Why the guard decided to draw eyes on with a ballpoint pen is not clear, and many headlines suggested that he was ‘bored’. Later, however, he claimed to have been goaded by teenagers to give the artwork facial features, in an interview reported by Artnews. Fortunately, the damage to the painting was minimal and did not cost too much to repair.
Given the press coverage that the artwork received, perhaps the security guard should have been given a pay rise instead of being fired?
Margaret Thatcher statue egged within a day
Whoever signed off on the new statue of the former British Prime Minister must be a brave person. While some see Thatcher as a strong leader who brought Britain forward, many blame her for causing widespread deprivation and poverty. A statue of such a divisive figure was inevitably going to attract attention.
It had only been unveiled for a few hours in Thatcher’s home town of Grantham before a disgruntled member of the public threw eggs on it. Whilst the statue was quickly protected with barriers, this did not stop further vandalism from happening two weeks later when it was doused in red paint.
It seems likely that fans and critics of the Iron Lady will pay visit to the site for years to come, with many still wanting to share their feelings about her legacy.
Selfie leads to broken toes
Not all vandalism is intentional – some is merely stupid. One visitor to the Museo Antonio Canova was a little too enthusiastic about taking a selfie with a statue of Pauline Bonaparte as Venus Victrix (1804). The visitor was attempting to sit on the piece while taking a photo when he broke the toes off. When the museum reviewed security footage, they discovered that the culprit had fled without telling anyone of the damage. The later tweeted that the tourist identified handed himself in to the authorities.
Fortunately restoration was an easy fix, but the accident is an important reminder – heritage is often more fragile than we realise. Oh, and don’t touch museum exhibits.
Slashing the Rokeby Venus for Feminism
This 17th century nude is well-renowned. Art critics have described it as a “paradigm of female beauty”. To suffragette Mary Richardson, however, it was a target.
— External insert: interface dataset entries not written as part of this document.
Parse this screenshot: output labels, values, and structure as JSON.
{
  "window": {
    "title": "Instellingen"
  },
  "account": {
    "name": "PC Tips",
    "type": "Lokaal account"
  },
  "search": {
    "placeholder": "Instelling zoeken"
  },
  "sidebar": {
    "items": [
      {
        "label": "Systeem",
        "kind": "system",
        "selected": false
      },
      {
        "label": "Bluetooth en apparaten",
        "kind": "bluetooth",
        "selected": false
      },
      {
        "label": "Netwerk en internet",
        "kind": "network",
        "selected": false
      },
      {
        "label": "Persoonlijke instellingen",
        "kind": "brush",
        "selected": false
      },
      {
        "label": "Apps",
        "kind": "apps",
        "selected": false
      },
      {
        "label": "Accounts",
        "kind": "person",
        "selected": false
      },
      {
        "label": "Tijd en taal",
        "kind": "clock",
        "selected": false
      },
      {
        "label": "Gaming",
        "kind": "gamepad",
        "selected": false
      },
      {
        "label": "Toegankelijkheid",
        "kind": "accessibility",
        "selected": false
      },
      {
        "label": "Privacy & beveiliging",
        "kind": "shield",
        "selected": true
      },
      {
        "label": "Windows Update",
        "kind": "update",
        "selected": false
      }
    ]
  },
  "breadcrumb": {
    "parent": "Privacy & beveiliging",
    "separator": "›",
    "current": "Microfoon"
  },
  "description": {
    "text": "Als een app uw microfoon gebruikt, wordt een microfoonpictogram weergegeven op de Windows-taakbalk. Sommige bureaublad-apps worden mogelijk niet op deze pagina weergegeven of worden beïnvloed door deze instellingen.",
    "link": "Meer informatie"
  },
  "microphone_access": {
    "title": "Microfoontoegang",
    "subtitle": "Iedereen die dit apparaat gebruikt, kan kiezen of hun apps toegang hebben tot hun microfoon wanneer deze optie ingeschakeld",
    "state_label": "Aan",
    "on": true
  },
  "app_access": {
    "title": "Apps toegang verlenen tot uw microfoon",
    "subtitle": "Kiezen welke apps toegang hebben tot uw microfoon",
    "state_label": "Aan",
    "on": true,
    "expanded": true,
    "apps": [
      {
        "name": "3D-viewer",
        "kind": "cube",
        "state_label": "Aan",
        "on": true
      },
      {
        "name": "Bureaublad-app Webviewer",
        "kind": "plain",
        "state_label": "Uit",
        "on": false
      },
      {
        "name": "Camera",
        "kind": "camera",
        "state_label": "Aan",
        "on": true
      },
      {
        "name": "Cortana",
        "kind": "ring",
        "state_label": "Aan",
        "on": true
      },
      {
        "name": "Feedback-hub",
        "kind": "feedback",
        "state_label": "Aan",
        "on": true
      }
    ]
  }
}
She entered the National Gallery on the 10th March with a meat cleaver, and was able to get seven slashes down the painting.
She was protesting against the arrest of notable suffragette Emmeline Pankhurst in the days prior. Despite the scale of the damage, the painting was carefully repaired by the gallery’s chief restorer.
The attack certainly sent a message: the press dubbed her “Slasher Mary”.